The magnificent Kunsthistorisches Museum in the heart of Vienna was built during the imperial era and is today one of the largest and most important museums in the world. Not only its precious collection, but also its architecture is simply breathtaking.
The Kunsthistorisches Museum (KHM) in the centre of Vienna is the most important museum in the country and one of the largest and most important museums in the world. Every year, more than one million people visit the Vienna Art Museum, making it by far the most visited museum in Austria.
Table of contents
PICTURES: Kunsthistorisches Museum in Vienna
The KHM is enthroned on Maria-Theresien-Platz, opposite the no less imposing building of the Natural History Museum. Both are among the most important historical monuments on Vienna's Ringstrasse and one of our top 10 sights in Vienna.
Visit to the Museum of Art History
The exhibitions in the main building of the Kunsthistorisches Museum on Maria-Theresien-Platz in Vienna are divided into:
- the picture gallery
- the Egyptian-Oriental Collection
- the collection of antiques
- the Vienna Kunstkammer
- the coin cabinet
- the library
When you enter the Kunsthistorisches Museum, the first thing that amazes you is the magnificent architecture in the entrance hall.

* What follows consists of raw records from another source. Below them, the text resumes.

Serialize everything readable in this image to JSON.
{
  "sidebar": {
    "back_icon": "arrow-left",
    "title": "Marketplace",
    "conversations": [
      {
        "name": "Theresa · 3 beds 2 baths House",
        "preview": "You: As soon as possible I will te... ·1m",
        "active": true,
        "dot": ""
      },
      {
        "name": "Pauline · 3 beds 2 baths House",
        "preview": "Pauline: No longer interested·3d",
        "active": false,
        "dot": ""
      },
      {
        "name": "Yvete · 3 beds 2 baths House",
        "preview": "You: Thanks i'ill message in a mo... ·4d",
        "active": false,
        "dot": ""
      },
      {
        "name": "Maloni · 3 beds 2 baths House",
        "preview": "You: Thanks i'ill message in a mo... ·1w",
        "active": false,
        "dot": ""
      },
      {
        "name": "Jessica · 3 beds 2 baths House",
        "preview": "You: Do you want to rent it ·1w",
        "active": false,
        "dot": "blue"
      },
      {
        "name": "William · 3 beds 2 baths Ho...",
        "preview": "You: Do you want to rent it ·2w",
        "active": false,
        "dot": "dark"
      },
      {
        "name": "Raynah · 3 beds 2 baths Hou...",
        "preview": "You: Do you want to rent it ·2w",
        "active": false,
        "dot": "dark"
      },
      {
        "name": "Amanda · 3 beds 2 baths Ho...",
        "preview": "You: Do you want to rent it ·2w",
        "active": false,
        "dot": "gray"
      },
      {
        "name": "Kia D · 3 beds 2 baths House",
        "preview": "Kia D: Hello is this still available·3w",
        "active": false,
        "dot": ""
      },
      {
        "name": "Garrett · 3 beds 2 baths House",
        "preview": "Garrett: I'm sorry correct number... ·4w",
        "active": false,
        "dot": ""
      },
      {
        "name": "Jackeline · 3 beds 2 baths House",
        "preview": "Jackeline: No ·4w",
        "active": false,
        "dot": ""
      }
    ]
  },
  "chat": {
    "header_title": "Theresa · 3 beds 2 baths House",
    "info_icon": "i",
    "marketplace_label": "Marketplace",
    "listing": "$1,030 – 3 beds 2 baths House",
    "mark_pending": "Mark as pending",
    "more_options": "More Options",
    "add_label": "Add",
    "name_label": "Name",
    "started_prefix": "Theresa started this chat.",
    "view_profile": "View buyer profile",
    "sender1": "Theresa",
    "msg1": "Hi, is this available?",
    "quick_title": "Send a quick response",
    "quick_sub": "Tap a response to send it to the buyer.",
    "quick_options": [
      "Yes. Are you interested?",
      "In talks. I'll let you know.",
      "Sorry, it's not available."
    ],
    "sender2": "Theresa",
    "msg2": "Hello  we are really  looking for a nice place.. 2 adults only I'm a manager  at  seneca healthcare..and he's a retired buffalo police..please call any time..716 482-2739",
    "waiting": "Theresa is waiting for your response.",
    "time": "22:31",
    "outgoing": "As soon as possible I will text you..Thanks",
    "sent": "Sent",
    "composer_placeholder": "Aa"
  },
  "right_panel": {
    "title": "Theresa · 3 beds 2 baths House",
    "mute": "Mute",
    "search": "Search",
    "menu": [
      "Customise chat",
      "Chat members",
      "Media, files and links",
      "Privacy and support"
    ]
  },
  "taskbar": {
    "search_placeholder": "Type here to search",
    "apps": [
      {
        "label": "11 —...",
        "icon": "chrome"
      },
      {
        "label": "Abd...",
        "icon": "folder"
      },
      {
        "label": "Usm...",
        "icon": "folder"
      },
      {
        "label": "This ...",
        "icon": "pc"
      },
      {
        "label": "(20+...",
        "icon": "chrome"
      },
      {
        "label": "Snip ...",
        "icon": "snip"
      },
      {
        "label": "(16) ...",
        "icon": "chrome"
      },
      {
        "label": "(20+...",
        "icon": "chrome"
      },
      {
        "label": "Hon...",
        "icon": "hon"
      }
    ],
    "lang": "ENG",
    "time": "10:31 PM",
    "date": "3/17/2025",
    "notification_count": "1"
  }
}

Both floor and ceiling are decorated with ornate patterns and opulent staircases lead between marbled columns into the exhibition rooms.
Particularly famous is the overwhelming grand staircase with a marble statue of Theseus fighting the Centaurs, flanked by two lions with the Habsburg coat of arms. The initials of Emperor Franz and Empress Elisabeth are also immortalised in marble on this staircase.
The grand staircase leads directly to the no less impressive domed hall, where a café provides culinary delights in the midst of a breathtaking ambience.
The rooms themselves are also sumptuously furnished and create an aura of majestic splendour with the valuable exhibits from a wide variety of cultures. Famous painters such as Rubens, Dürer, Arcimboldo, van Eyck, Titian, Vermeer or Bruegel (with the world's largest collection) are represented in the painting gallery.
Golden salt cask
Apart from the paintings, the Saliera by Benvenuto Cellini is probably the most famous treasure of the Kunsthistorisches Museum. The golden salt cask achieved worldwide fame in May 2003 after it was stolen during renovation work and reappeared on 21 January 2006 in a forest in Zwettl, Lower Austria.
Culinary delights at the Kunsthistorisches Museum
The café and restaurant in the Kunsthistorisches Museum not only caters for the physical well-being of visitors during the day, but also invites you to very special occasions. Whether it's a gourmet evening for two or a cosy Sunday brunch with the whole family, you'll feel like an emperor yourself when dining in front of this magnificent backdrop!
After the meal, the actual values of the KHM beckon and so various collections, ongoing special exhibitions and the picture gallery can be viewed at leisure - even after the museum has closed its doors to visitors.
History of the Kunsthistorisches Museum
The first idea for a museum in Vienna was conceived by the Imperial and Royal Court archaeologist and coin collector Joseph von Arneth in 1833. Court archaeologist and coin collector Joseph von Arneth in 1833, but the project was only realised under Emperor Franz Joseph I in the course of the general expansion of the city.
At that time, the imperial collections of the Habsburgs, Ferdinand of Tyrol, Emperor Rudolf II and Archduke Leopold Wilhelm were brought together. At the Emperor's request, the two museum buildings were constructed close to, but also not too close to, the Hofburg - i.e. above the Ringstrasse.
The two architects Carl von Hasenauer and Gottfried Semper, who also built the Semper Opera in Dresden, were officially entrusted with the construction of the two museums in 1870. The foundation stone was laid on 27 November 1871. Despite differences between the two master builders (Hasenauer took over construction management alone in 1877), the Kunsthistorisches Museum was opened by Emperor Franz on 17 October 1891.